    I don’t think that is an accurate characterization of the KMT, and I would even question if a majority of the KMT really want to reunify (at all costs). The highest ranking members of the KMT have publicly said that independence remains an option for the people of Taiwan.

    So is it your position that the KMT will refuse to cede power if Ma wins in March and a DPP candidate were to win in 2012? Sorry, I don’t buy it.

    I think one very real problem in Taiwan is that the terms of LY members are too long. Two years would be better, because it would hold them accountable to the electorate sooner. And if people here really want 4 year LY terms, it’s a bad idea to hold the election in the same year as the presidential election. It should be on an off-cycle, so that every two years there would be a national election, either LY or presidential.

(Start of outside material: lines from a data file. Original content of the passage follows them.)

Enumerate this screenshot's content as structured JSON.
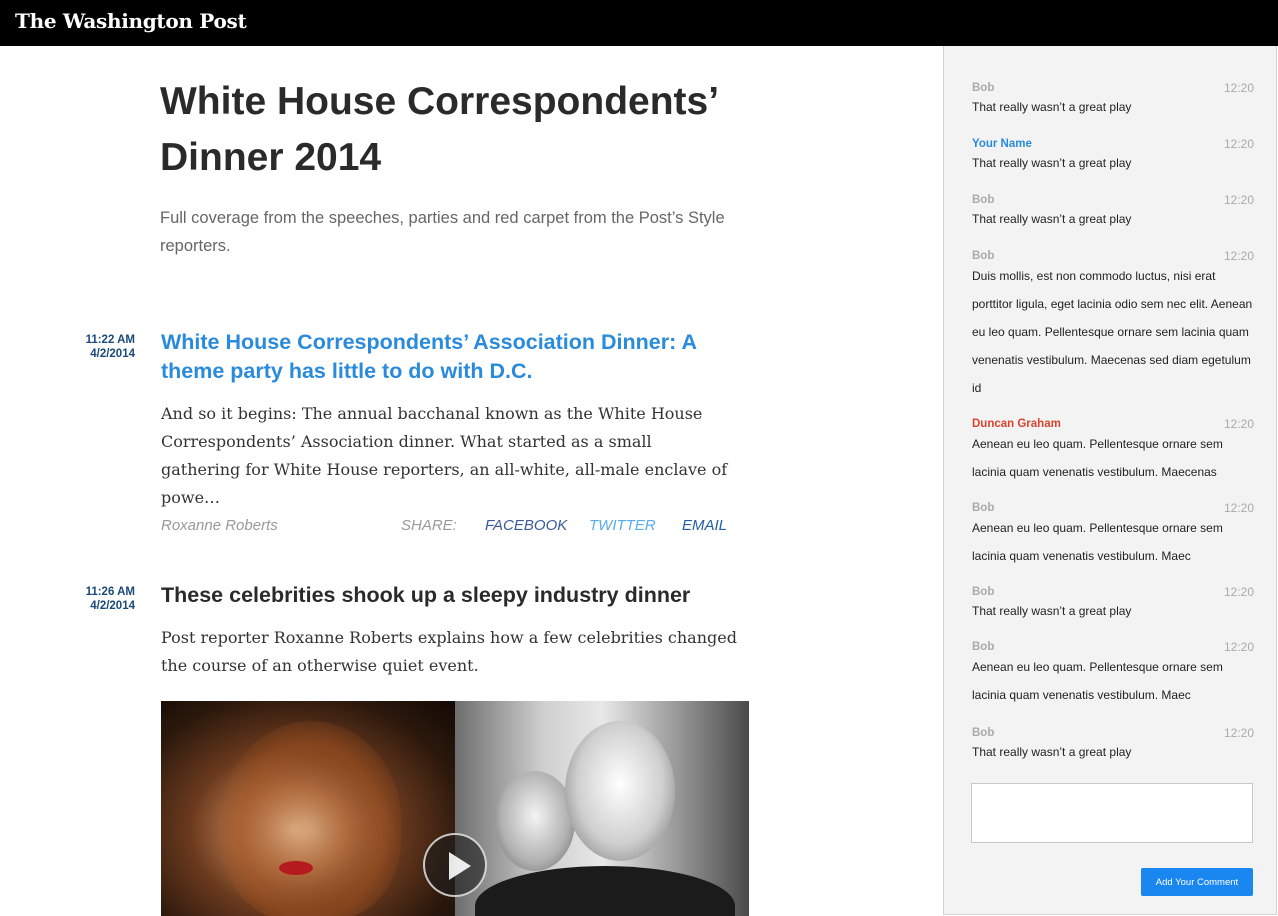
{
  "header": {
    "logo_text": "The Washington Post",
    "background": "#000000"
  },
  "page": {
    "title": "White House Correspondents’ Dinner 2014",
    "subtitle": "Full coverage from the speeches, parties and red carpet from the Post’s Style reporters."
  },
  "stories": [
    {
      "time": "11:22 AM",
      "date": "4/2/2014",
      "headline": "White House Correspondents’ Association Dinner: A theme party has little to do with D.C.",
      "body": "And so it begins: The annual bacchanal known as the White House Correspondents’ Association dinner. What started as a small gathering for White House reporters, an all-white, all-male enclave of powe…",
      "byline": "Roxanne Roberts",
      "share_label": "SHARE:",
      "share_links": {
        "facebook": "FACEBOOK",
        "twitter": "TWITTER",
        "email": "EMAIL"
      }
    },
    {
      "time": "11:26 AM",
      "date": "4/2/2014",
      "headline": "These celebrities shook up a sleepy industry dinner",
      "body": "Post reporter Roxanne Roberts explains how a few celebrities changed the course of an otherwise quiet event.",
      "media": {
        "type": "video",
        "icon": "play-icon"
      }
    }
  ],
  "comments": [
    {
      "author": "Bob",
      "time": "12:20",
      "text": "That really wasn’t a great play"
    },
    {
      "author": "Your Name",
      "time": "12:20",
      "text": "That really wasn’t a great play"
    },
    {
      "author": "Bob",
      "time": "12:20",
      "text": "That really wasn’t a great play"
    },
    {
      "author": "Bob",
      "time": "12:20",
      "text": "Duis mollis, est non commodo luctus, nisi erat porttitor ligula, eget lacinia odio sem nec elit. Aenean eu leo quam. Pellentesque ornare sem lacinia quam venenatis vestibulum. Maecenas sed diam egetulum id"
    },
    {
      "author": "Duncan Graham",
      "time": "12:20",
      "text": "Aenean eu leo quam. Pellentesque ornare sem lacinia quam venenatis vestibulum. Maecenas"
    },
    {
      "author": "Bob",
      "time": "12:20",
      "text": "Aenean eu leo quam. Pellentesque ornare sem lacinia quam venenatis vestibulum. Maec"
    },
    {
      "author": "Bob",
      "time": "12:20",
      "text": "That really wasn’t a great play"
    },
    {
      "author": "Bob",
      "time": "12:20",
      "text": "Aenean eu leo quam. Pellentesque ornare sem lacinia quam venenatis vestibulum. Maec"
    },
    {
      "author": "Bob",
      "time": "12:20",
      "text": "That really wasn’t a great play"
    }
  ],
  "comment_form": {
    "input_value": "",
    "submit_label": "Add Your Comment"
  },
  "colors": {
    "link_blue": "#2a8bdc",
    "timestamp_blue": "#1a4a7a",
    "highlight_red": "#d9442e",
    "facebook": "#3b5998",
    "twitter": "#55acee",
    "button_blue": "#1a86f0"
  }
}
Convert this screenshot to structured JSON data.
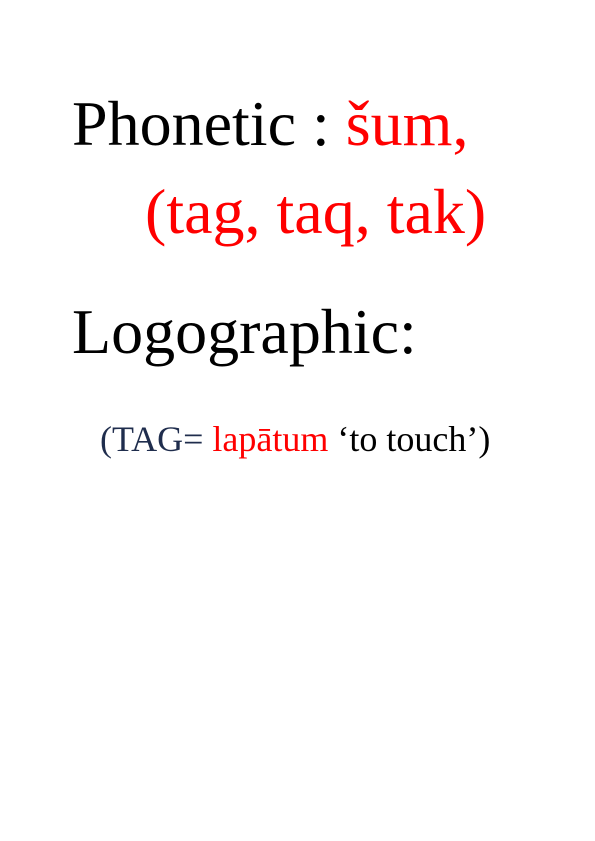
{
  "phonetic": {
    "label": "Phonetic : ",
    "reading_main": "šum,",
    "reading_alt": "(tag, taq, tak)"
  },
  "logographic": {
    "label": "Logographic:"
  },
  "example": {
    "open": "(TAG= ",
    "word": "lapātum",
    "gloss": " ‘to touch’)"
  },
  "colors": {
    "highlight": "#ff0000",
    "text": "#000000",
    "navy": "#1f2d4d"
  }
}
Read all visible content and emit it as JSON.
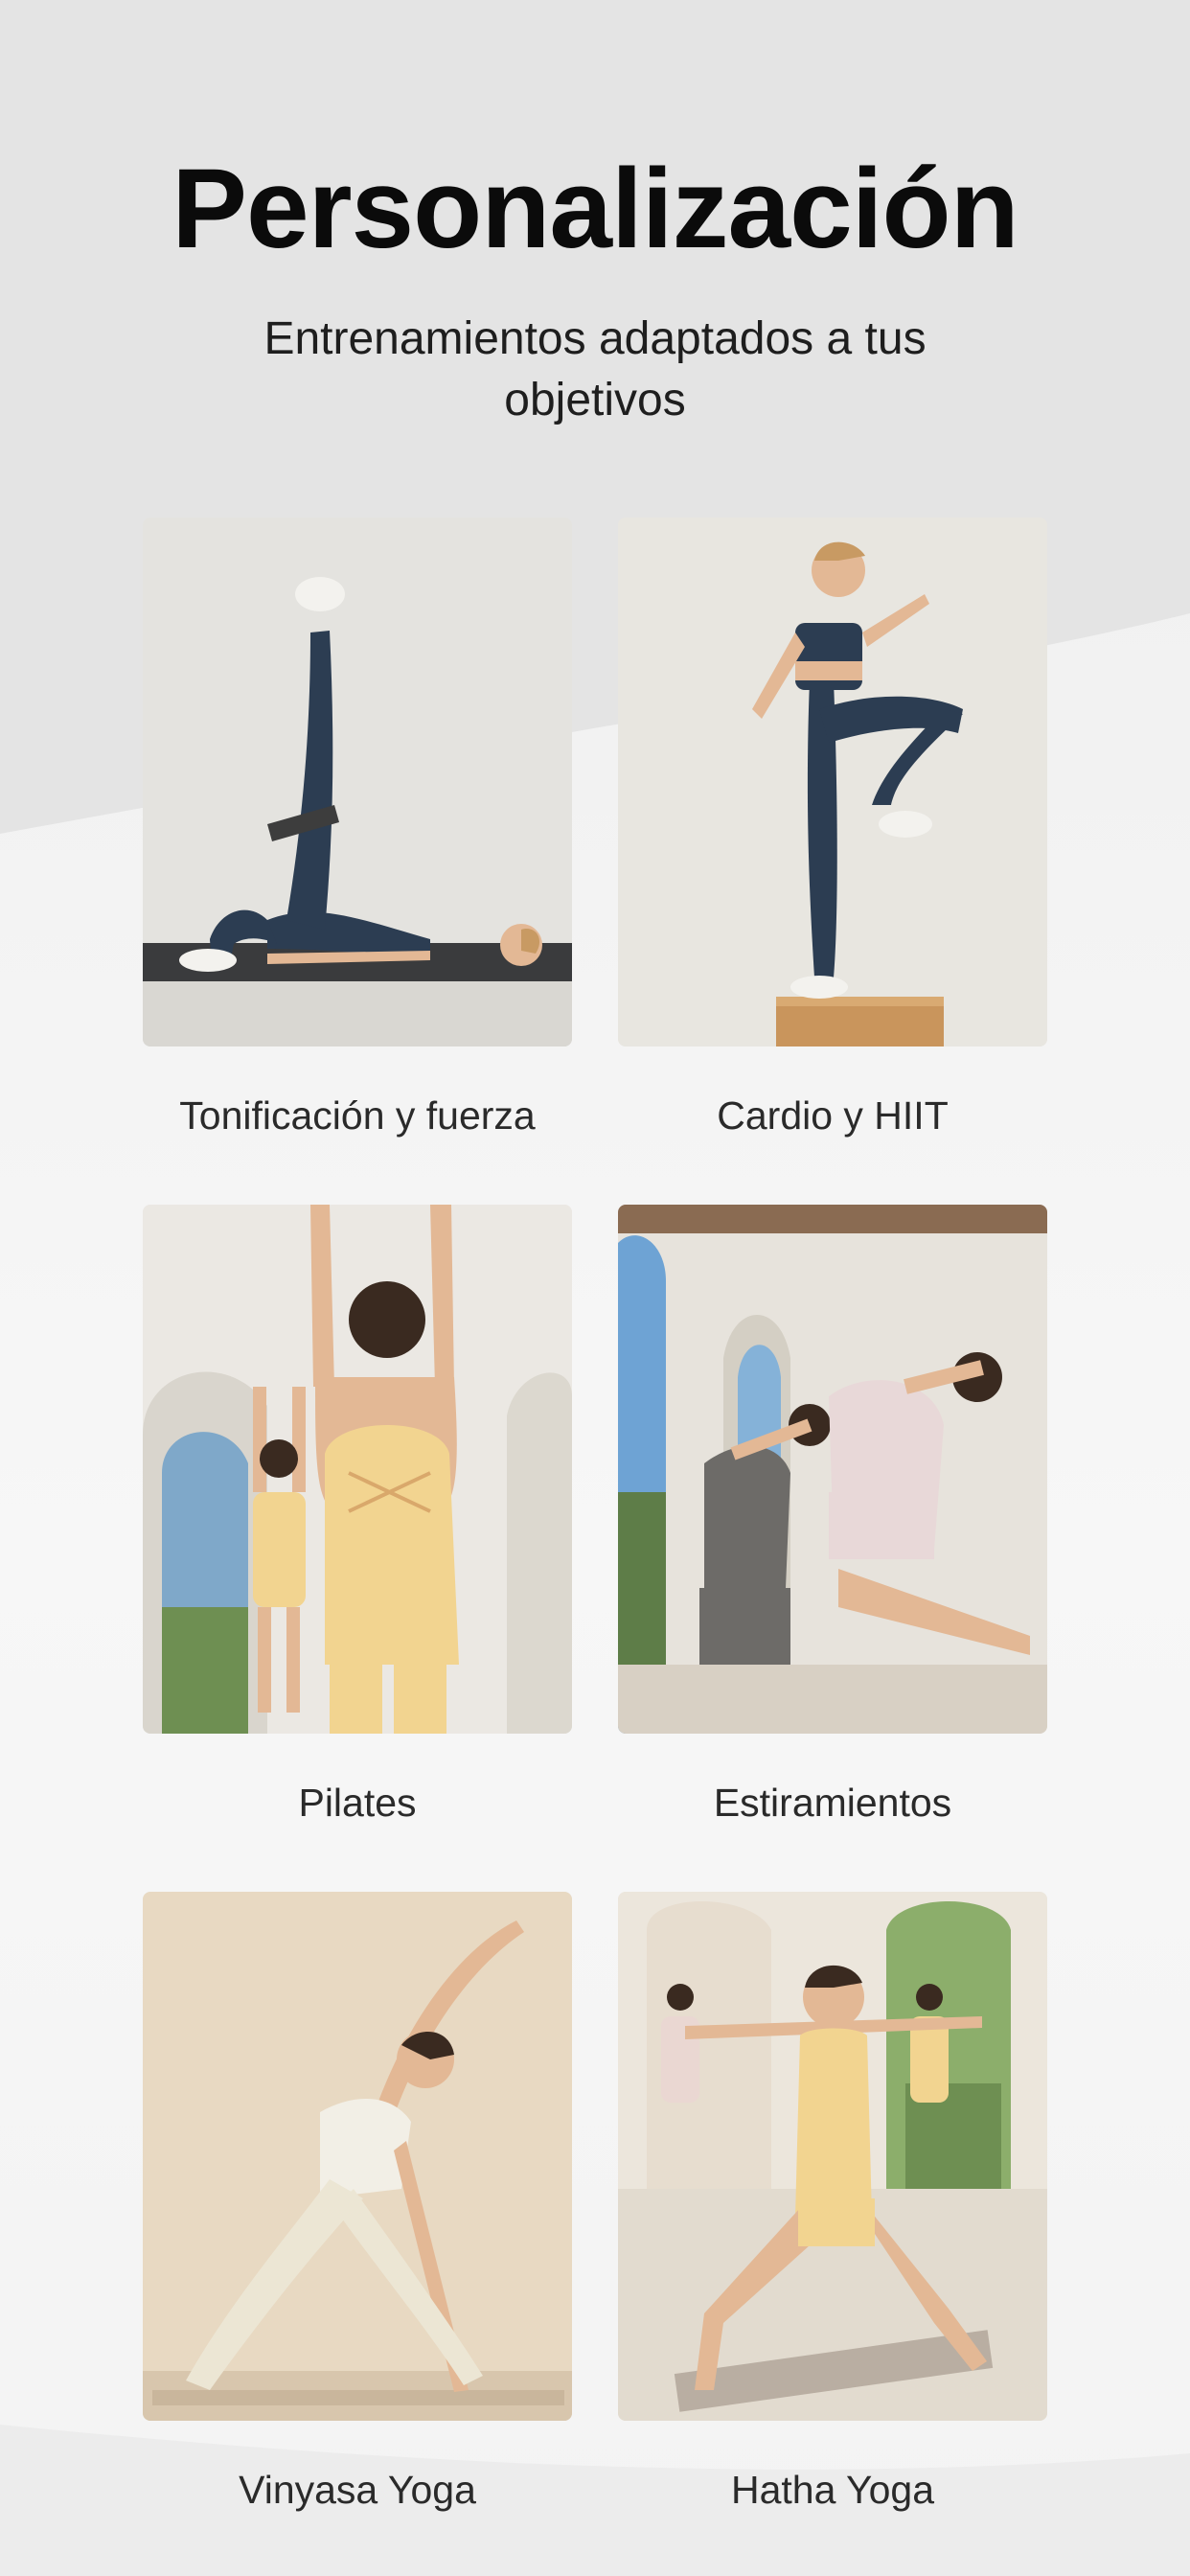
{
  "header": {
    "title": "Personalización",
    "subtitle": "Entrenamientos adaptados a tus objetivos"
  },
  "workouts": [
    {
      "label": "Tonificación y fuerza",
      "image": "glute-bridge-with-band-photo"
    },
    {
      "label": "Cardio y HIIT",
      "image": "step-up-knee-drive-photo"
    },
    {
      "label": "Pilates",
      "image": "arms-overhead-stretch-photo"
    },
    {
      "label": "Estiramientos",
      "image": "camel-pose-backbend-photo"
    },
    {
      "label": "Vinyasa Yoga",
      "image": "extended-side-angle-pose-photo"
    },
    {
      "label": "Hatha Yoga",
      "image": "warrior-two-pose-photo"
    }
  ],
  "colors": {
    "title": "#0b0b0b",
    "label": "#2a2a2a",
    "navy_outfit": "#2c3d52",
    "butter_outfit": "#f2d490",
    "background": "#f3f3f3"
  }
}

  7. Thanks to all for their comments. Sorry I haven’t had time to add anymore. Just a couple of quick points.

    I don’t think two-year terms are desirable as they don’t provide for stable government. Longer terms encourage more long term planning and allow governments to make unpopular but necessary decisions. Holding the Presidential and Legislative elections a few months apart is not a good idea though. They should either be held simultaneously or in a two-year cycle like PR suggests.

    My suggestion that 3% should be the quota for parties for the legislator-at-large seats is based on simple mathematics and not out of preference for any particular party.

    What I wrote was oriented towards the future and building a better democracy in Taiwan. Further reform of the electoral system is a key part of that.

Comments are closed.